until later in the day.

Later in the day on Tuesday, forecast soundings indicate that the
cap will begin to weaken, especially across western zones where
large scale ascent coupled with mixing should help to erode any
afternoon inhibition. The dryline will most likely remain out
across the western zones, so it`s likely that activity will be a
bit further west than it was on Sunday. As a result, I`ve kept
the highest rain chances along and northwest of a Comanche to Fort
Worth to Gainesville line. Further east closer towards the I-35
corridor, streamer showers will likely continue through the
afternoon. The cap does weaken here as well, but it`s unknown as
to whether or not this convection will become robust and breach
the cap. If it does, this convection closer to the I-35 corridor
will also have the potential to become severe during the afternoon

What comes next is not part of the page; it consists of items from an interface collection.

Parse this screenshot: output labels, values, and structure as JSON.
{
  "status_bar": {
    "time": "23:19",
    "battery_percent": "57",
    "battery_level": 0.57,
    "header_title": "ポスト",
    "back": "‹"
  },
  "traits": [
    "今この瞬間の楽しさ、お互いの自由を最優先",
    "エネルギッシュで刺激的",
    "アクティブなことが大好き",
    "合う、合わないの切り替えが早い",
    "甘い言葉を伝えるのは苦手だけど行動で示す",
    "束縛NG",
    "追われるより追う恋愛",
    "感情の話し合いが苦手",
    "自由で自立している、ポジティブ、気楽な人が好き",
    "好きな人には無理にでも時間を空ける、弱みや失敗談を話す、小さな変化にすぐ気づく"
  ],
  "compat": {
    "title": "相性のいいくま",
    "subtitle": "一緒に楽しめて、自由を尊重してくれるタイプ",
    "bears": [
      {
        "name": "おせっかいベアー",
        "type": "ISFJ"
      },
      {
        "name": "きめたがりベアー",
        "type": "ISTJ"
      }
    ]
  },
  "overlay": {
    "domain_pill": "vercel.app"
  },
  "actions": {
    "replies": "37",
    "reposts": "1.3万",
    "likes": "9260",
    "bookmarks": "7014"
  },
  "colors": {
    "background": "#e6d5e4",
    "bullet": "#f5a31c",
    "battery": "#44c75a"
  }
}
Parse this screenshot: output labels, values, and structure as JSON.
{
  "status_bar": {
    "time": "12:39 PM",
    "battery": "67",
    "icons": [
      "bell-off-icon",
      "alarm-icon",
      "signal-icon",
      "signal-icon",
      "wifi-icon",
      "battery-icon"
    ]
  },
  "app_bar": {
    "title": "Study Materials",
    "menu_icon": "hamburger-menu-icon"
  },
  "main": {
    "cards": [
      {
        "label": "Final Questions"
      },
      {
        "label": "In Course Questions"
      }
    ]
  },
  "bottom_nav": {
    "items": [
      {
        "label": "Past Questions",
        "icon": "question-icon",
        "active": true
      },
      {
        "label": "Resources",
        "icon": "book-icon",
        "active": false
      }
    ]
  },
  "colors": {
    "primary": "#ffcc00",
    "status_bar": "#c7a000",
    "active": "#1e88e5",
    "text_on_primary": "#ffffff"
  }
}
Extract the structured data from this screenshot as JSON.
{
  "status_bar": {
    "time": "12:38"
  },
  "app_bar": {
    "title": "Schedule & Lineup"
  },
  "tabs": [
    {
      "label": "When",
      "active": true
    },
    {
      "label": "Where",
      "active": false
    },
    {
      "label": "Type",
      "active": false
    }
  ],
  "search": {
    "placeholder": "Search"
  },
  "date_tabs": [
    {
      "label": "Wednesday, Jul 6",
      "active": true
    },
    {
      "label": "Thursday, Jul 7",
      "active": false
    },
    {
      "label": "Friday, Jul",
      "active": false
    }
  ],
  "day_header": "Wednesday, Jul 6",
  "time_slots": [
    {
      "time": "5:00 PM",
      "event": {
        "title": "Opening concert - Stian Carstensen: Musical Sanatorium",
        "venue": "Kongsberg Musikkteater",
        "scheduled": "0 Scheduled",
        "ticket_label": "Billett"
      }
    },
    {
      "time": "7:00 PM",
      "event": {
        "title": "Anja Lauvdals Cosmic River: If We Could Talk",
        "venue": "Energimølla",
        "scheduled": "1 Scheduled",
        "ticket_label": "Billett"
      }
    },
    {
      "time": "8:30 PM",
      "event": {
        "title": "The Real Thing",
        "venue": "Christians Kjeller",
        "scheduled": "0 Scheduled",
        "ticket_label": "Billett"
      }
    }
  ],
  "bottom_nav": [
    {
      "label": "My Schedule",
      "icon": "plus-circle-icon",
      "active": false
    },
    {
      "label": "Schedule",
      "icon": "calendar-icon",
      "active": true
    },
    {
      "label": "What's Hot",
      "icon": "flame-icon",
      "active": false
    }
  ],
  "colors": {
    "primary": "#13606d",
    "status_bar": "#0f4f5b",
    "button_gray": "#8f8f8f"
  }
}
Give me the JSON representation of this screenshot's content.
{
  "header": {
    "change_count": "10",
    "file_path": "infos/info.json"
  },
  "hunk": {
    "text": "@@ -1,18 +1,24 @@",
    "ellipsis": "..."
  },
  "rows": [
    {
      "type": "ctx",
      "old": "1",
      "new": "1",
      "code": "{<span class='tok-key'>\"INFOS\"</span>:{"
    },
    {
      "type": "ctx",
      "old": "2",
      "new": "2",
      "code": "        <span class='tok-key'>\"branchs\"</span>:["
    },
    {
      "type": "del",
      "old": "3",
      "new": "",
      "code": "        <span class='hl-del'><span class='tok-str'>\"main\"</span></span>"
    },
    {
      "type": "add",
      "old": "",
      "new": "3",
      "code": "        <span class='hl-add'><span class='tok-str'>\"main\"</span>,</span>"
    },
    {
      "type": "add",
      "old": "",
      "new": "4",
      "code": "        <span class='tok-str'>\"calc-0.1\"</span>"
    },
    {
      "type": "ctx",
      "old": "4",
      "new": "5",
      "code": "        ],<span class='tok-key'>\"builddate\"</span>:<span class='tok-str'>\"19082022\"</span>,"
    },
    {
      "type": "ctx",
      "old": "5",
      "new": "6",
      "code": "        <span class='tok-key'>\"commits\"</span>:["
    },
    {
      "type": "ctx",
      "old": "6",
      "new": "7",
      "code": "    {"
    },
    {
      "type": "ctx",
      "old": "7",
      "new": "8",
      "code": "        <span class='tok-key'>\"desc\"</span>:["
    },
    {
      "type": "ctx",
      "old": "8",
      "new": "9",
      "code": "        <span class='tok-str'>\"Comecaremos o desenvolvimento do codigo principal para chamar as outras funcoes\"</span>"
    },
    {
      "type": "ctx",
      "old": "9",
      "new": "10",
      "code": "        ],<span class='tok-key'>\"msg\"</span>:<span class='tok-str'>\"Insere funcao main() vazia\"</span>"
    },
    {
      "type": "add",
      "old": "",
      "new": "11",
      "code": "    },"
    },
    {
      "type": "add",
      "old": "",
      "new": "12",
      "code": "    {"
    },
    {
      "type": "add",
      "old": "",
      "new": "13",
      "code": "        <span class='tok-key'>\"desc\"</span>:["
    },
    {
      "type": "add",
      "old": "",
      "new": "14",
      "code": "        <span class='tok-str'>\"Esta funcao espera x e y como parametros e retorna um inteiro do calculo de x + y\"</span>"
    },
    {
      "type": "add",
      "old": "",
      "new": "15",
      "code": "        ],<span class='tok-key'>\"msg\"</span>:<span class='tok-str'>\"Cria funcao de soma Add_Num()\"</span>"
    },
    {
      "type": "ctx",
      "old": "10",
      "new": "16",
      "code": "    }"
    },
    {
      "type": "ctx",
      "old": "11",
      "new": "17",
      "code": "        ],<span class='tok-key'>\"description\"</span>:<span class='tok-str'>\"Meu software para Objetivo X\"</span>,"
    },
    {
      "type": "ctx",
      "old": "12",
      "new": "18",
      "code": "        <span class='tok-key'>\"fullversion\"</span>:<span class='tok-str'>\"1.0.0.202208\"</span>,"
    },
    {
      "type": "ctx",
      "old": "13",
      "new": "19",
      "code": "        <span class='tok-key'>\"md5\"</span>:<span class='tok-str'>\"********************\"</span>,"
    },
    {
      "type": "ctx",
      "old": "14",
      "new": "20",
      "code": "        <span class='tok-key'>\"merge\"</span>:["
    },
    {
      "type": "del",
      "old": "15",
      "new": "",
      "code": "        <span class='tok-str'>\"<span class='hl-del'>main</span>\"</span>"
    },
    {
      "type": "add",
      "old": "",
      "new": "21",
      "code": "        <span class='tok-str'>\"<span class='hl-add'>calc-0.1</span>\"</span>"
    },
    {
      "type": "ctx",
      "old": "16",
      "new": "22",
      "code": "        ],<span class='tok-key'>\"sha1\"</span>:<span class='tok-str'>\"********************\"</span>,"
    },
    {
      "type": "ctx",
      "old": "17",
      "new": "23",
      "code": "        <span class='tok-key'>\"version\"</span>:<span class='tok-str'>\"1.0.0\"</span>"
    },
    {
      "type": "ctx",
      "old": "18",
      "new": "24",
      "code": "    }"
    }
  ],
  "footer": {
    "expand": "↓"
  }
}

Severe hazards on Tuesday afternoon---The main risks will be
large hail and damaging winds. There will be a threat for
tornadoes, especially for surface based supercells that come
within close proximity of the warm front. Heavy rain will also be
a threat, especially for areas that received heavy rainfall on
Sunday evening.

Tuesday evening into Wednesday morning will continue to be active
as the main trough finally encroaches from the west. Strong DPVA
coupled with impressive height falls will overspread the entire
region and as a result, a line of showers and storms is expected
to erupt. With ample instability and deep layer shear in place,
numerous strong to severe thunderstorms are expected. Given the
magnitude of forcing, it`s likely that activity will congeal into
a squall line and this is handled well by most short/hi-resolution
numerical guidance.

Severe hazards on Tuesday night into Wednesday---The main hazards
with the squall line will be damaging straight-line winds and
perhaps some large hail. There will be a risk for an embedded
tornado or two as well. The line should march from west to east
through all of North and Central TX, before exiting sometime
Wednesday morning or afternoon.

Wednesday afternoon could prove to also be another active day
depending on the amount of recovery in the wake of the morning
MCS. Climatologically speaking, airmass recovery across North and
Central TX behind the MCS is a function of MCS longevity/motion. A
slower MCS would more than likely limit the amount of recovery in
the afternoon, while a swifter MCS would allow for a greater
potential for airmass recovery. At this time, it`s unknown as to
whether or not the airmass will recover in time for potentially a
second round, as some hi-res guidance (3km NAM) indicates. If the
3km NAM is to verify, there will be the potential for severe
storms (likely supercells) capable of large hail, damaging winds
and perhaps a few tornadoes. In addition, steep lapse rates
beneath the upper low that is expected to swing southeastward
would result in a hail threat even with seemingly weak convection
along the Red River.

Thursday and Friday should be relatively quiet with additional
rain chances returning on Saturday. The active pattern will
continue through the latter half of the weekend and into next
week. While a little early to tell, there could be a risk for
strong to severe thunderstorms during this time as well.



Dallas-Ft. Worth    59  80  65  76  56 /   5  30  70  60  10
Waco                61  82  65  78  57 /  10  20  60  60   5
Paris               53  74  63  70  56 /   5  30  50  80  40
Denton              55  76  63  75  55 /   5  40  70  50  10
McKinney            54  76  63  73  56 /   5  30  70  60  10
Dallas              59  81  66  76  58 /   5  30  70  60  10
Terrell             58  82  66  74  56 /   5  20  60  70  20
Corsicana           62  83  66  76  58 /  10  20  50  70  10
Temple              62  84  63  78  56 /  20  20  60  60   5
Mineral Wells       55  77  57  79  51 /   5  40  70  20   5




58/26 is the U.S. government's official web portal to all federal, state and local government web resources and services.